■ Your instructions ■
Your reply should repeat all records verbatim and contain no images.

************

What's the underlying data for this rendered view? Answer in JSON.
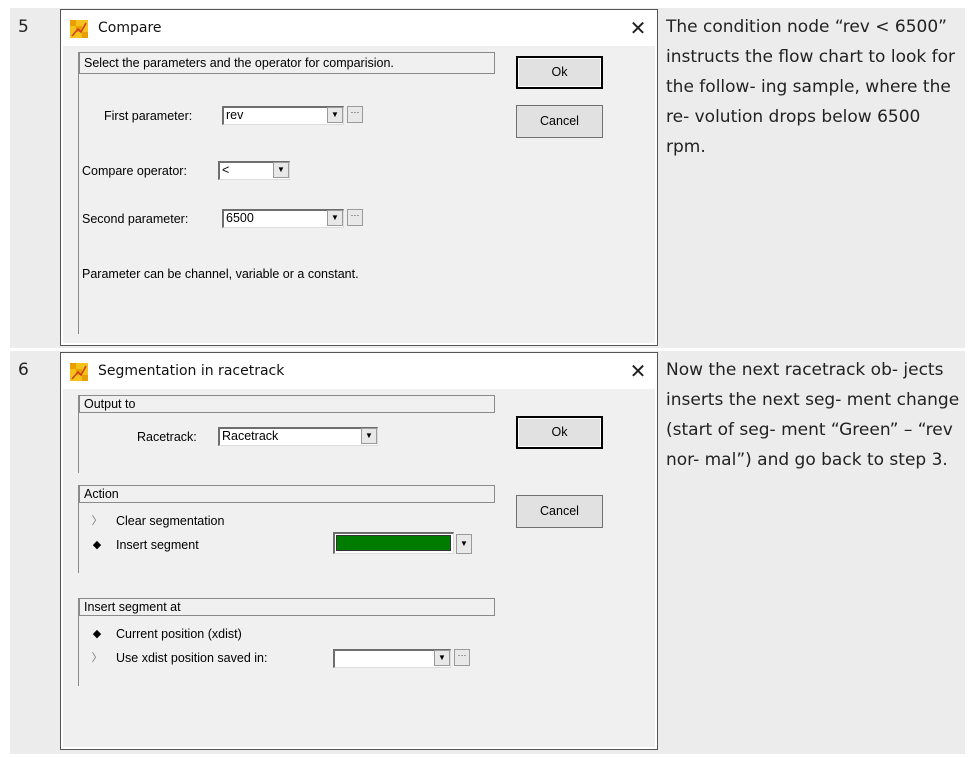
{
  "steps": [
    {
      "number": "5",
      "description": "The condition node “rev < 6500” instructs the flow chart to look for the follow- ing sample, where the re- volution drops below 6500 rpm.",
      "dialog": {
        "title": "Compare",
        "close_glyph": "✕",
        "instruction": "Select the parameters and the operator for comparision.",
        "ok_label": "Ok",
        "cancel_label": "Cancel",
        "first_parameter_label": "First parameter:",
        "first_parameter_value": "rev",
        "compare_operator_label": "Compare operator:",
        "compare_operator_value": "<",
        "second_parameter_label": "Second parameter:",
        "second_parameter_value": "6500",
        "hint": "Parameter can be channel, variable or a constant."
      }
    },
    {
      "number": "6",
      "description": "Now the next racetrack ob- jects inserts the next seg- ment change (start of seg- ment “Green” – “rev nor- mal”) and go back to step 3.",
      "dialog": {
        "title": "Segmentation in racetrack",
        "close_glyph": "✕",
        "ok_label": "Ok",
        "cancel_label": "Cancel",
        "output_group": "Output to",
        "racetrack_label": "Racetrack:",
        "racetrack_value": "Racetrack",
        "action_group": "Action",
        "clear_segmentation_label": "Clear segmentation",
        "insert_segment_label": "Insert segment",
        "segment_color": "#007c00",
        "insert_at_group": "Insert segment at",
        "current_position_label": "Current position (xdist)",
        "use_xdist_label": "Use xdist position saved in:",
        "xdist_value": ""
      }
    }
  ],
  "icons": {
    "dropdown": "▼",
    "ellipsis": "···",
    "radio_selected": "◆",
    "radio_unselected": "〉"
  }
}
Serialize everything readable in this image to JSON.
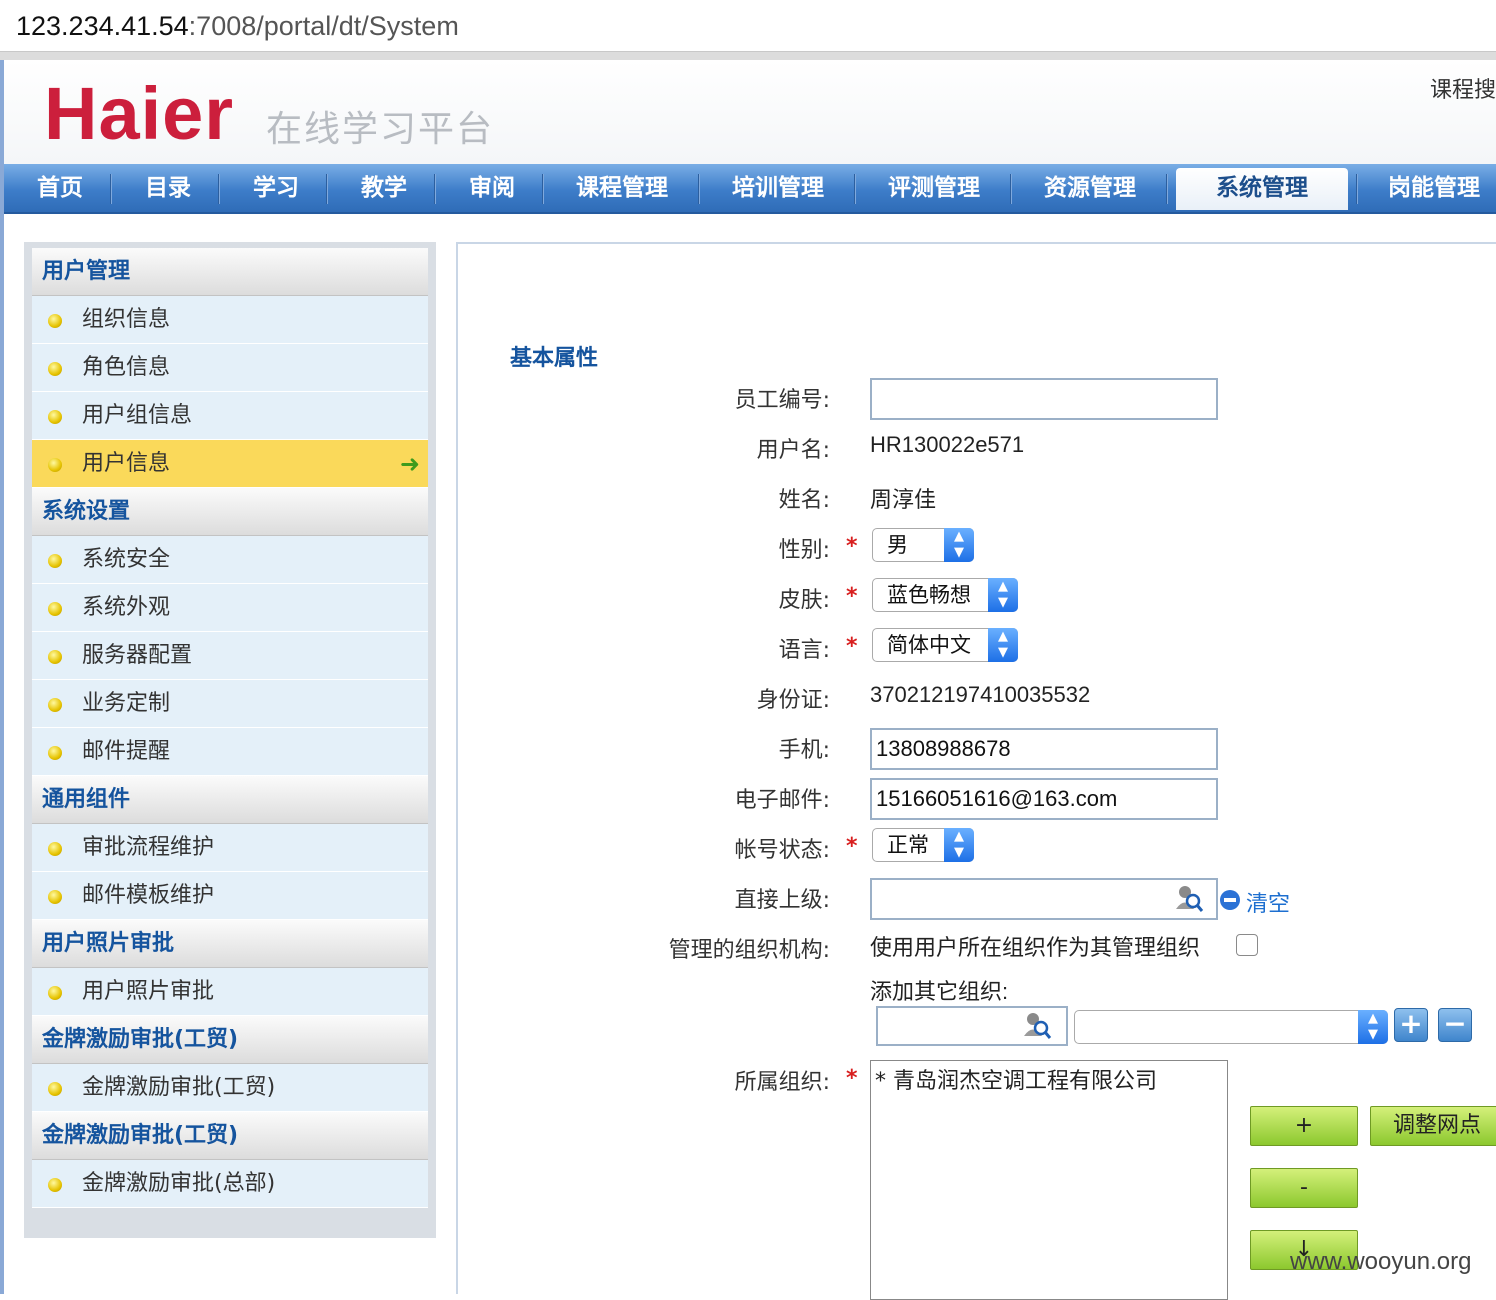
{
  "browser": {
    "url_host": "123.234.41.54",
    "url_path": ":7008/portal/dt/System"
  },
  "header": {
    "logo": "Haier",
    "slogan": "在线学习平台",
    "top_right": "课程搜"
  },
  "nav": [
    "首页",
    "目录",
    "学习",
    "教学",
    "审阅",
    "课程管理",
    "培训管理",
    "评测管理",
    "资源管理",
    "系统管理",
    "岗能管理"
  ],
  "nav_active": "系统管理",
  "sidebar": {
    "groups": [
      {
        "title": "用户管理",
        "items": [
          "组织信息",
          "角色信息",
          "用户组信息",
          "用户信息"
        ]
      },
      {
        "title": "系统设置",
        "items": [
          "系统安全",
          "系统外观",
          "服务器配置",
          "业务定制",
          "邮件提醒"
        ]
      },
      {
        "title": "通用组件",
        "items": [
          "审批流程维护",
          "邮件模板维护"
        ]
      },
      {
        "title": "用户照片审批",
        "items": [
          "用户照片审批"
        ]
      },
      {
        "title": "金牌激励审批(工贸)",
        "items": [
          "金牌激励审批(工贸)"
        ]
      },
      {
        "title": "金牌激励审批(工贸)",
        "items": [
          "金牌激励审批(总部)"
        ]
      }
    ],
    "active_item": "用户信息"
  },
  "form": {
    "section_title": "基本属性",
    "employee_id": {
      "label": "员工编号:",
      "value": ""
    },
    "username": {
      "label": "用户名:",
      "value": "HR130022e571"
    },
    "name": {
      "label": "姓名:",
      "value": "周淳佳"
    },
    "gender": {
      "label": "性别:",
      "value": "男"
    },
    "skin": {
      "label": "皮肤:",
      "value": "蓝色畅想"
    },
    "language": {
      "label": "语言:",
      "value": "简体中文"
    },
    "id_card": {
      "label": "身份证:",
      "value": "370212197410035532"
    },
    "mobile": {
      "label": "手机:",
      "value": "13808988678"
    },
    "email": {
      "label": "电子邮件:",
      "value": "15166051616@163.com"
    },
    "account_status": {
      "label": "帐号状态:",
      "value": "正常"
    },
    "supervisor": {
      "label": "直接上级:",
      "value": "",
      "clear_label": "清空"
    },
    "managed_orgs": {
      "label": "管理的组织机构:",
      "checkbox_text": "使用用户所在组织作为其管理组织",
      "add_other": "添加其它组织:"
    },
    "belong_org": {
      "label": "所属组织:",
      "items": [
        "* 青岛润杰空调工程有限公司"
      ]
    },
    "required_mark": "*",
    "buttons": {
      "add": "+",
      "remove": "-",
      "move_down": "↓",
      "adjust": "调整网点"
    }
  },
  "watermark": "www.wooyun.org"
}
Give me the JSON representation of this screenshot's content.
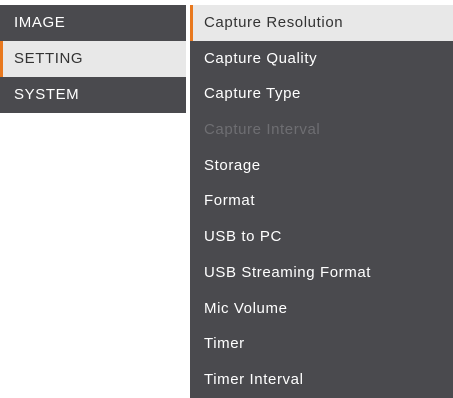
{
  "main_menu": {
    "items": [
      {
        "label": "IMAGE"
      },
      {
        "label": "SETTING"
      },
      {
        "label": "SYSTEM"
      }
    ],
    "selected_index": 1
  },
  "sub_menu": {
    "items": [
      {
        "label": "Capture Resolution"
      },
      {
        "label": "Capture Quality"
      },
      {
        "label": "Capture Type"
      },
      {
        "label": "Capture Interval"
      },
      {
        "label": "Storage"
      },
      {
        "label": "Format"
      },
      {
        "label": "USB to PC"
      },
      {
        "label": "USB Streaming Format"
      },
      {
        "label": "Mic Volume"
      },
      {
        "label": "Timer"
      },
      {
        "label": "Timer Interval"
      }
    ],
    "selected_index": 0,
    "disabled_indices": [
      3
    ]
  },
  "colors": {
    "menu_bg": "#4a4a4e",
    "selected_bg": "#e8e8e8",
    "accent": "#e8781e",
    "text": "#ffffff",
    "selected_text": "#333333",
    "disabled_text": "#6e6e72"
  }
}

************

■ Problem solution ■
What's the underlying data for this rendered view? Answer in JSON.
{
  "steps": [
    {
      "number": "5",
      "description": "The condition node “rev < 6500” instructs the flow chart to look for the follow- ing sample, where the re- volution drops below 6500 rpm.",
      "dialog": {
        "title": "Compare",
        "close_glyph": "✕",
        "instruction": "Select the parameters and the operator for comparision.",
        "ok_label": "Ok",
        "cancel_label": "Cancel",
        "first_parameter_label": "First parameter:",
        "first_parameter_value": "rev",
        "compare_operator_label": "Compare operator:",
        "compare_operator_value": "<",
        "second_parameter_label": "Second parameter:",
        "second_parameter_value": "6500",
        "hint": "Parameter can be channel, variable or a constant."
      }
    },
    {
      "number": "6",
      "description": "Now the next racetrack ob- jects inserts the next seg- ment change (start of seg- ment “Green” – “rev nor- mal”) and go back to step 3.",
      "dialog": {
        "title": "Segmentation in racetrack",
        "close_glyph": "✕",
        "ok_label": "Ok",
        "cancel_label": "Cancel",
        "output_group": "Output to",
        "racetrack_label": "Racetrack:",
        "racetrack_value": "Racetrack",
        "action_group": "Action",
        "clear_segmentation_label": "Clear segmentation",
        "insert_segment_label": "Insert segment",
        "segment_color": "#007c00",
        "insert_at_group": "Insert segment at",
        "current_position_label": "Current position (xdist)",
        "use_xdist_label": "Use xdist position saved in:",
        "xdist_value": ""
      }
    }
  ],
  "icons": {
    "dropdown": "▼",
    "ellipsis": "···",
    "radio_selected": "◆",
    "radio_unselected": "〉"
  }
}
Serialize everything readable in this image to JSON.
{
  "browser": {
    "url_host": "123.234.41.54",
    "url_path": ":7008/portal/dt/System"
  },
  "header": {
    "logo": "Haier",
    "slogan": "在线学习平台",
    "top_right": "课程搜"
  },
  "nav": [
    "首页",
    "目录",
    "学习",
    "教学",
    "审阅",
    "课程管理",
    "培训管理",
    "评测管理",
    "资源管理",
    "系统管理",
    "岗能管理"
  ],
  "nav_active": "系统管理",
  "sidebar": {
    "groups": [
      {
        "title": "用户管理",
        "items": [
          "组织信息",
          "角色信息",
          "用户组信息",
          "用户信息"
        ]
      },
      {
        "title": "系统设置",
        "items": [
          "系统安全",
          "系统外观",
          "服务器配置",
          "业务定制",
          "邮件提醒"
        ]
      },
      {
        "title": "通用组件",
        "items": [
          "审批流程维护",
          "邮件模板维护"
        ]
      },
      {
        "title": "用户照片审批",
        "items": [
          "用户照片审批"
        ]
      },
      {
        "title": "金牌激励审批(工贸)",
        "items": [
          "金牌激励审批(工贸)"
        ]
      },
      {
        "title": "金牌激励审批(工贸)",
        "items": [
          "金牌激励审批(总部)"
        ]
      }
    ],
    "active_item": "用户信息"
  },
  "form": {
    "section_title": "基本属性",
    "employee_id": {
      "label": "员工编号:",
      "value": ""
    },
    "username": {
      "label": "用户名:",
      "value": "HR130022e571"
    },
    "name": {
      "label": "姓名:",
      "value": "周淳佳"
    },
    "gender": {
      "label": "性别:",
      "value": "男"
    },
    "skin": {
      "label": "皮肤:",
      "value": "蓝色畅想"
    },
    "language": {
      "label": "语言:",
      "value": "简体中文"
    },
    "id_card": {
      "label": "身份证:",
      "value": "370212197410035532"
    },
    "mobile": {
      "label": "手机:",
      "value": "13808988678"
    },
    "email": {
      "label": "电子邮件:",
      "value": "15166051616@163.com"
    },
    "account_status": {
      "label": "帐号状态:",
      "value": "正常"
    },
    "supervisor": {
      "label": "直接上级:",
      "value": "",
      "clear_label": "清空"
    },
    "managed_orgs": {
      "label": "管理的组织机构:",
      "checkbox_text": "使用用户所在组织作为其管理组织",
      "add_other": "添加其它组织:"
    },
    "belong_org": {
      "label": "所属组织:",
      "items": [
        "* 青岛润杰空调工程有限公司"
      ]
    },
    "required_mark": "*",
    "buttons": {
      "add": "+",
      "remove": "-",
      "move_down": "↓",
      "adjust": "调整网点"
    }
  },
  "watermark": "www.wooyun.org"
}
Give me the JSON representation of this screenshot's content.
{
  "main_menu": {
    "items": [
      {
        "label": "IMAGE"
      },
      {
        "label": "SETTING"
      },
      {
        "label": "SYSTEM"
      }
    ],
    "selected_index": 1
  },
  "sub_menu": {
    "items": [
      {
        "label": "Capture Resolution"
      },
      {
        "label": "Capture Quality"
      },
      {
        "label": "Capture Type"
      },
      {
        "label": "Capture Interval"
      },
      {
        "label": "Storage"
      },
      {
        "label": "Format"
      },
      {
        "label": "USB to PC"
      },
      {
        "label": "USB Streaming Format"
      },
      {
        "label": "Mic Volume"
      },
      {
        "label": "Timer"
      },
      {
        "label": "Timer Interval"
      }
    ],
    "selected_index": 0,
    "disabled_indices": [
      3
    ]
  },
  "colors": {
    "menu_bg": "#4a4a4e",
    "selected_bg": "#e8e8e8",
    "accent": "#e8781e",
    "text": "#ffffff",
    "selected_text": "#333333",
    "disabled_text": "#6e6e72"
  }
}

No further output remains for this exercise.